In the second week of the Code for America 2012 Fellowship, we had some great guests and speakers. Many of them stressed the importance of good communication fairly explicitly. But we’ve had a lot of implicit indication of what a difference good communication can make.
I don’t think I’ve seen a poor presentation or talk at Code for America, but a couple were exceptionally effective. They consistently had simple slides meant to remind us of a focal point. They reiterated critical points and paced the message, so we had time to reflect and absorb. The speakers also articulated the message well without sounding scripted.

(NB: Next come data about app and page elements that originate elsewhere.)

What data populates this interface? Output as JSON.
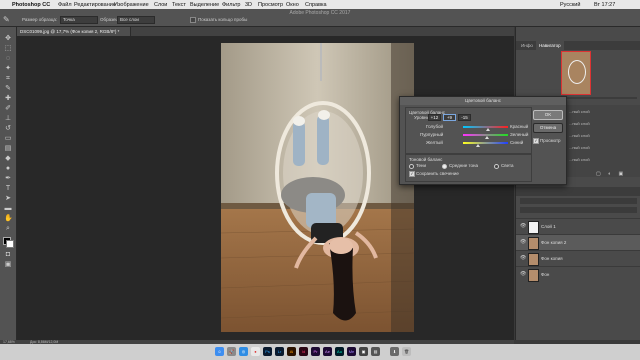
{
  "menubar": {
    "apple": "",
    "app_name": "Photoshop CC",
    "items": [
      "Файл",
      "Редактирование",
      "Изображение",
      "Слои",
      "Текст",
      "Выделение",
      "Фильтр",
      "3D",
      "Просмотр",
      "Окно",
      "Справка"
    ],
    "user": "Русский",
    "clock": "Вт 17:27"
  },
  "app_title": "Adobe Photoshop CC 2017",
  "options": {
    "sample_size_label": "Размер образца:",
    "sample_size_value": "Точка",
    "sample_label": "Образец:",
    "sample_value": "Все слои",
    "show_ring_label": "Показать кольцо пробы"
  },
  "document_tab": "DSC01099.jpg @ 17,7% (Фон копия 2, RGB/8*) *",
  "right_panel": {
    "top_tabs": [
      "Инфо",
      "Навигатор"
    ],
    "active_top_tab": "Навигатор",
    "layers": [
      {
        "name": "Слой 1",
        "visible": true
      },
      {
        "name": "Фон копия 2",
        "visible": true
      },
      {
        "name": "Фон копия",
        "visible": true
      },
      {
        "name": "Фон",
        "visible": true
      }
    ],
    "partial_labels": [
      "...ный слой",
      "...ный слой",
      "...ный слой",
      "...ный слой",
      "...ный слой"
    ]
  },
  "dialog": {
    "title": "Цветовой баланс",
    "color_balance_group": "Цветовой баланс",
    "levels_label": "Уровни:",
    "levels": [
      "+12",
      "+9",
      "-15"
    ],
    "sliders": [
      {
        "left": "Голубой",
        "right": "Красный",
        "value": 12
      },
      {
        "left": "Пурпурный",
        "right": "Зеленый",
        "value": 9
      },
      {
        "left": "Желтый",
        "right": "Синий",
        "value": -15
      }
    ],
    "tone_group": "Тоновой баланс",
    "tones": [
      "Тени",
      "Средние тона",
      "Света"
    ],
    "selected_tone": "Средние тона",
    "preserve_luminosity": "Сохранить свечение",
    "preserve_checked": true,
    "ok": "OK",
    "cancel": "Отмена",
    "preview": "Просмотр",
    "preview_checked": true
  },
  "status_bar": {
    "zoom": "17,68%",
    "doc": "Док: 8,86М/12,0М"
  },
  "dock_icons": [
    "finder-icon",
    "launchpad-icon",
    "safari-icon",
    "chrome-icon",
    "photoshop-icon",
    "lightroom-icon",
    "illustrator-icon",
    "indesign-icon",
    "premiere-icon",
    "bridge-icon",
    "audition-icon",
    "media-encoder-icon",
    "app-icon",
    "app-icon",
    "trash-icon"
  ]
}
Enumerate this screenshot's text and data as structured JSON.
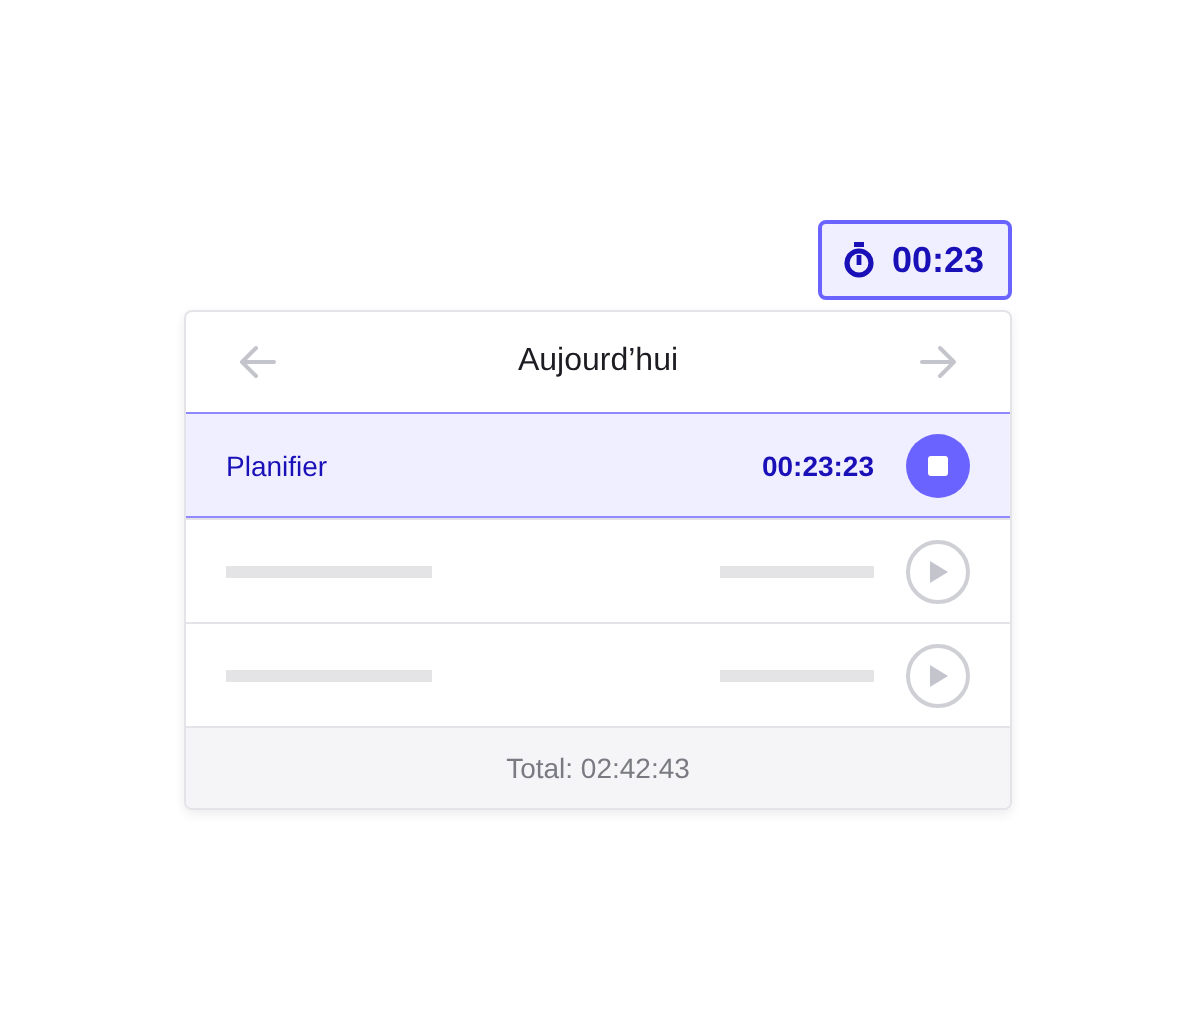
{
  "timer_badge": {
    "time": "00:23"
  },
  "card": {
    "title": "Aujourd’hui",
    "entries": [
      {
        "kind": "task",
        "label": "Planifier",
        "duration": "00:23:23",
        "running": true
      },
      {
        "kind": "placeholder",
        "running": false
      },
      {
        "kind": "placeholder",
        "running": false
      }
    ],
    "total": "Total: 02:42:43"
  }
}
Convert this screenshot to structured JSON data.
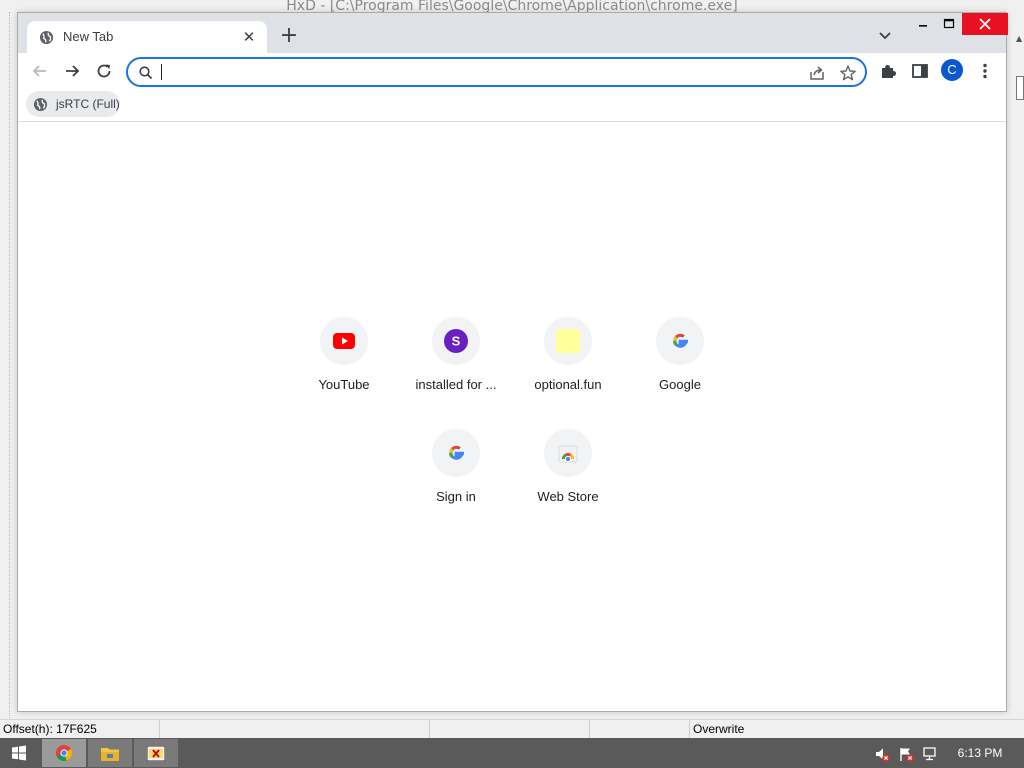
{
  "host_app": {
    "title": "HxD - [C:\\Program Files\\Google\\Chrome\\Application\\chrome.exe]",
    "status": {
      "offset": "Offset(h): 17F625",
      "mode": "Overwrite"
    }
  },
  "browser": {
    "tab": {
      "title": "New Tab"
    },
    "omnibox": {
      "value": "",
      "placeholder": ""
    },
    "profile_initial": "C",
    "bookmarks": [
      {
        "label": "jsRTC (Full)",
        "icon": "globe-icon"
      }
    ],
    "shortcuts": [
      {
        "label": "YouTube",
        "icon": "youtube-icon"
      },
      {
        "label": "installed for ...",
        "icon": "s-letter-icon",
        "letter": "S"
      },
      {
        "label": "optional.fun",
        "icon": "yellow-square-icon"
      },
      {
        "label": "Google",
        "icon": "google-icon"
      },
      {
        "label": "Sign in",
        "icon": "google-icon"
      },
      {
        "label": "Web Store",
        "icon": "web-store-icon"
      }
    ]
  },
  "taskbar": {
    "clock": "6:13 PM",
    "apps": [
      "chrome-icon",
      "file-explorer-icon",
      "hxd-icon"
    ]
  },
  "colors": {
    "accent": "#1a73e8",
    "close_red": "#e81123",
    "youtube_red": "#ff0000",
    "s_purple": "#6a1fc2",
    "yellow_tile": "#ffff99"
  }
}
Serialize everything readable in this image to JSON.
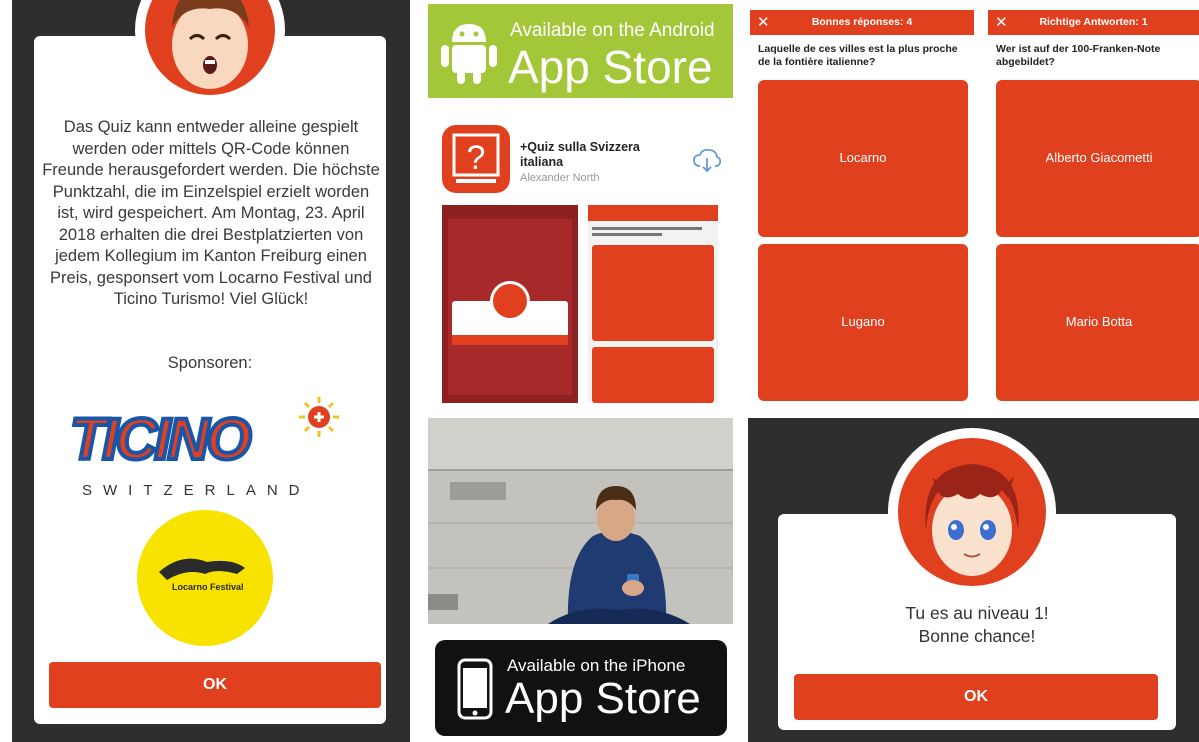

This week also reminded me that lack of communication is a very common form of poor communication. An interesting game theory exercise demonstrated how parties can make wildly different assumptions that never get challenged if those parties don’t talk. Fortunately I haven’t encountered something so extreme yet in the program. But occasionally I talk to someone and find out we have more in common than I realized. Even when I find out that our opinions differ, that’s real information that I can take to the bank. Otherwise, I just have vague assumptions, often implicit.
The Detroit team had our first call with our city contact, Samara Bradley, and I really enjoyed it. We learned interesting facts about Detroit, heard some exciting anecdotes, and shared a little about ourselves. We also set a strong stage for further communication, which will prove critical when we get stumped or hit roadblocks. Thanks to Samara for her part in all of that, and thanks to folks like David Eaves and DJ Patil for showing us how it’s done.